**EXERCISE AIM**
Please repeat the listing exactly, with every line intact.

⟨

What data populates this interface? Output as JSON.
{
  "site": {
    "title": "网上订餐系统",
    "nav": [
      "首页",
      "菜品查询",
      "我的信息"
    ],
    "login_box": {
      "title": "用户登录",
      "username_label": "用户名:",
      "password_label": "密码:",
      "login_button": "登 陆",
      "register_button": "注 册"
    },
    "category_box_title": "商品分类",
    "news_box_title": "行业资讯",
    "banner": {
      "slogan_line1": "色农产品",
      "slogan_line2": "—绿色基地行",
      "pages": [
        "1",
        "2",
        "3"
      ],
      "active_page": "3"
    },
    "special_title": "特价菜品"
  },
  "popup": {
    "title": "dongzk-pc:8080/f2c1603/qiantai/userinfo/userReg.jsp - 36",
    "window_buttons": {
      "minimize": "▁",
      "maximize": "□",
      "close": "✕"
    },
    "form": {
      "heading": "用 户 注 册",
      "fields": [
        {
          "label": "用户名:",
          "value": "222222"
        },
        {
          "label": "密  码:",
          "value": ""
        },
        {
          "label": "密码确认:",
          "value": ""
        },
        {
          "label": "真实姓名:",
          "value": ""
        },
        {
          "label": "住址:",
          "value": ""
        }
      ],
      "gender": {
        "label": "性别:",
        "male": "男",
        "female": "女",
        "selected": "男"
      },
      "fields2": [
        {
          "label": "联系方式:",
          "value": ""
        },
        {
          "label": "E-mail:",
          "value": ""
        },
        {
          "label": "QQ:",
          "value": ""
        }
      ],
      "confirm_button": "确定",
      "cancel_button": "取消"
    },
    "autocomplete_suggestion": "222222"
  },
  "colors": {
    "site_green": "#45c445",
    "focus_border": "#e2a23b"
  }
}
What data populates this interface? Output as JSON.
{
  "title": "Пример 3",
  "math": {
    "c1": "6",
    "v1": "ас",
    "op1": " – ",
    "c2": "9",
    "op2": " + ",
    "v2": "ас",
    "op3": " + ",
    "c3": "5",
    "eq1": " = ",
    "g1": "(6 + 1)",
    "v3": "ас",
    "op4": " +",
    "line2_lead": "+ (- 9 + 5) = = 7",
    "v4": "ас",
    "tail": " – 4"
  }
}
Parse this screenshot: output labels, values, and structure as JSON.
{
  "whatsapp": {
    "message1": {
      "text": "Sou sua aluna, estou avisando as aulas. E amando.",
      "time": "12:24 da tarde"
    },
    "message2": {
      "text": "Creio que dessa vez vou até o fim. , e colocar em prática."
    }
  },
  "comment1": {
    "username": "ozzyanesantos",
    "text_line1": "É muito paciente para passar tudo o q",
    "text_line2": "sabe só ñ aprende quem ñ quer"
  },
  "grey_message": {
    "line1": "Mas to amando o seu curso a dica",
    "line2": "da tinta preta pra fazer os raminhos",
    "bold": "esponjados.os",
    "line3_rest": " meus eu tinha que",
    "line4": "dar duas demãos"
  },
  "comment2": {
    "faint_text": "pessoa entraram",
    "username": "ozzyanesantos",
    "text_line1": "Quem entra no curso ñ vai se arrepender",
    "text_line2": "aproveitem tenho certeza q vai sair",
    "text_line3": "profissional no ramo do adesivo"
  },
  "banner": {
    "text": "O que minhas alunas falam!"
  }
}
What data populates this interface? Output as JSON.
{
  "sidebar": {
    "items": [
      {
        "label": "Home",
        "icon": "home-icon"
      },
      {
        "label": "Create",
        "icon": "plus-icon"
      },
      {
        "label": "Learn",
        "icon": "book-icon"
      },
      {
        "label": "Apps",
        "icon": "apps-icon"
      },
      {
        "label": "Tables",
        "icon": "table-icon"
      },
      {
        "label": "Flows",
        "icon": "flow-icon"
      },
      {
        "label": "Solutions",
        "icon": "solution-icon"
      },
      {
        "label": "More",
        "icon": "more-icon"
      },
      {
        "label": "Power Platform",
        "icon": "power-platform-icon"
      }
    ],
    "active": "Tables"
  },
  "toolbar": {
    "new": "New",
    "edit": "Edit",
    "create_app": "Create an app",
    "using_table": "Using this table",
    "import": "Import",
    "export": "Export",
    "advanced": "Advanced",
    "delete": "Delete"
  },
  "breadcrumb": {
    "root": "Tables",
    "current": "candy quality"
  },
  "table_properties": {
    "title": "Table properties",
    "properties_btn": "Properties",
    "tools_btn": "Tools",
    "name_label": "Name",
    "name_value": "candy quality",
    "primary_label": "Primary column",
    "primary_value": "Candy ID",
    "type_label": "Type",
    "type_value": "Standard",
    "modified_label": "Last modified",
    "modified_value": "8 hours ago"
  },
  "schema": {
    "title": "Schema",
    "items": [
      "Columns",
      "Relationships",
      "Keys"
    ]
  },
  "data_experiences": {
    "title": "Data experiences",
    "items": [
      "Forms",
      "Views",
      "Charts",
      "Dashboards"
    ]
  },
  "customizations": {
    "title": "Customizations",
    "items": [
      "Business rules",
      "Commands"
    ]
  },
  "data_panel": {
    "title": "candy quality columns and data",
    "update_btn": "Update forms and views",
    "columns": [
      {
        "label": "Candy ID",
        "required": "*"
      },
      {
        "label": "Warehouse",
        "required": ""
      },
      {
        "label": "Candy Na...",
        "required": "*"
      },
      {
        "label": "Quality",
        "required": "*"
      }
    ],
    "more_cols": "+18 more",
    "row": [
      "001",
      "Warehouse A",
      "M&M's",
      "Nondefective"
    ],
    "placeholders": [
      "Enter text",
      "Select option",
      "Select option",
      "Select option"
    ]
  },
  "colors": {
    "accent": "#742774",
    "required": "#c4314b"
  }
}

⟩

**YOUR RESPONSE**
What data populates this interface? Output as JSON.
{
  "site": {
    "title": "网上订餐系统",
    "nav": [
      "首页",
      "菜品查询",
      "我的信息"
    ],
    "login_box": {
      "title": "用户登录",
      "username_label": "用户名:",
      "password_label": "密码:",
      "login_button": "登 陆",
      "register_button": "注 册"
    },
    "category_box_title": "商品分类",
    "news_box_title": "行业资讯",
    "banner": {
      "slogan_line1": "色农产品",
      "slogan_line2": "—绿色基地行",
      "pages": [
        "1",
        "2",
        "3"
      ],
      "active_page": "3"
    },
    "special_title": "特价菜品"
  },
  "popup": {
    "title": "dongzk-pc:8080/f2c1603/qiantai/userinfo/userReg.jsp - 36",
    "window_buttons": {
      "minimize": "▁",
      "maximize": "□",
      "close": "✕"
    },
    "form": {
      "heading": "用 户 注 册",
      "fields": [
        {
          "label": "用户名:",
          "value": "222222"
        },
        {
          "label": "密  码:",
          "value": ""
        },
        {
          "label": "密码确认:",
          "value": ""
        },
        {
          "label": "真实姓名:",
          "value": ""
        },
        {
          "label": "住址:",
          "value": ""
        }
      ],
      "gender": {
        "label": "性别:",
        "male": "男",
        "female": "女",
        "selected": "男"
      },
      "fields2": [
        {
          "label": "联系方式:",
          "value": ""
        },
        {
          "label": "E-mail:",
          "value": ""
        },
        {
          "label": "QQ:",
          "value": ""
        }
      ],
      "confirm_button": "确定",
      "cancel_button": "取消"
    },
    "autocomplete_suggestion": "222222"
  },
  "colors": {
    "site_green": "#45c445",
    "focus_border": "#e2a23b"
  }
}
What data populates this interface? Output as JSON.
{
  "title": "Пример 3",
  "math": {
    "c1": "6",
    "v1": "ас",
    "op1": " – ",
    "c2": "9",
    "op2": " + ",
    "v2": "ас",
    "op3": " + ",
    "c3": "5",
    "eq1": " = ",
    "g1": "(6 + 1)",
    "v3": "ас",
    "op4": " +",
    "line2_lead": "+ (- 9 + 5) = = 7",
    "v4": "ас",
    "tail": " – 4"
  }
}
Parse this screenshot: output labels, values, and structure as JSON.
{
  "whatsapp": {
    "message1": {
      "text": "Sou sua aluna, estou avisando as aulas. E amando.",
      "time": "12:24 da tarde"
    },
    "message2": {
      "text": "Creio que dessa vez vou até o fim. , e colocar em prática."
    }
  },
  "comment1": {
    "username": "ozzyanesantos",
    "text_line1": "É muito paciente para passar tudo o q",
    "text_line2": "sabe só ñ aprende quem ñ quer"
  },
  "grey_message": {
    "line1": "Mas to amando o seu curso a dica",
    "line2": "da tinta preta pra fazer os raminhos",
    "bold": "esponjados.os",
    "line3_rest": " meus eu tinha que",
    "line4": "dar duas demãos"
  },
  "comment2": {
    "faint_text": "pessoa entraram",
    "username": "ozzyanesantos",
    "text_line1": "Quem entra no curso ñ vai se arrepender",
    "text_line2": "aproveitem tenho certeza q vai sair",
    "text_line3": "profissional no ramo do adesivo"
  },
  "banner": {
    "text": "O que minhas alunas falam!"
  }
}
What data populates this interface? Output as JSON.
{
  "sidebar": {
    "items": [
      {
        "label": "Home",
        "icon": "home-icon"
      },
      {
        "label": "Create",
        "icon": "plus-icon"
      },
      {
        "label": "Learn",
        "icon": "book-icon"
      },
      {
        "label": "Apps",
        "icon": "apps-icon"
      },
      {
        "label": "Tables",
        "icon": "table-icon"
      },
      {
        "label": "Flows",
        "icon": "flow-icon"
      },
      {
        "label": "Solutions",
        "icon": "solution-icon"
      },
      {
        "label": "More",
        "icon": "more-icon"
      },
      {
        "label": "Power Platform",
        "icon": "power-platform-icon"
      }
    ],
    "active": "Tables"
  },
  "toolbar": {
    "new": "New",
    "edit": "Edit",
    "create_app": "Create an app",
    "using_table": "Using this table",
    "import": "Import",
    "export": "Export",
    "advanced": "Advanced",
    "delete": "Delete"
  },
  "breadcrumb": {
    "root": "Tables",
    "current": "candy quality"
  },
  "table_properties": {
    "title": "Table properties",
    "properties_btn": "Properties",
    "tools_btn": "Tools",
    "name_label": "Name",
    "name_value": "candy quality",
    "primary_label": "Primary column",
    "primary_value": "Candy ID",
    "type_label": "Type",
    "type_value": "Standard",
    "modified_label": "Last modified",
    "modified_value": "8 hours ago"
  },
  "schema": {
    "title": "Schema",
    "items": [
      "Columns",
      "Relationships",
      "Keys"
    ]
  },
  "data_experiences": {
    "title": "Data experiences",
    "items": [
      "Forms",
      "Views",
      "Charts",
      "Dashboards"
    ]
  },
  "customizations": {
    "title": "Customizations",
    "items": [
      "Business rules",
      "Commands"
    ]
  },
  "data_panel": {
    "title": "candy quality columns and data",
    "update_btn": "Update forms and views",
    "columns": [
      {
        "label": "Candy ID",
        "required": "*"
      },
      {
        "label": "Warehouse",
        "required": ""
      },
      {
        "label": "Candy Na...",
        "required": "*"
      },
      {
        "label": "Quality",
        "required": "*"
      }
    ],
    "more_cols": "+18 more",
    "row": [
      "001",
      "Warehouse A",
      "M&M's",
      "Nondefective"
    ],
    "placeholders": [
      "Enter text",
      "Select option",
      "Select option",
      "Select option"
    ]
  },
  "colors": {
    "accent": "#742774",
    "required": "#c4314b"
  }
}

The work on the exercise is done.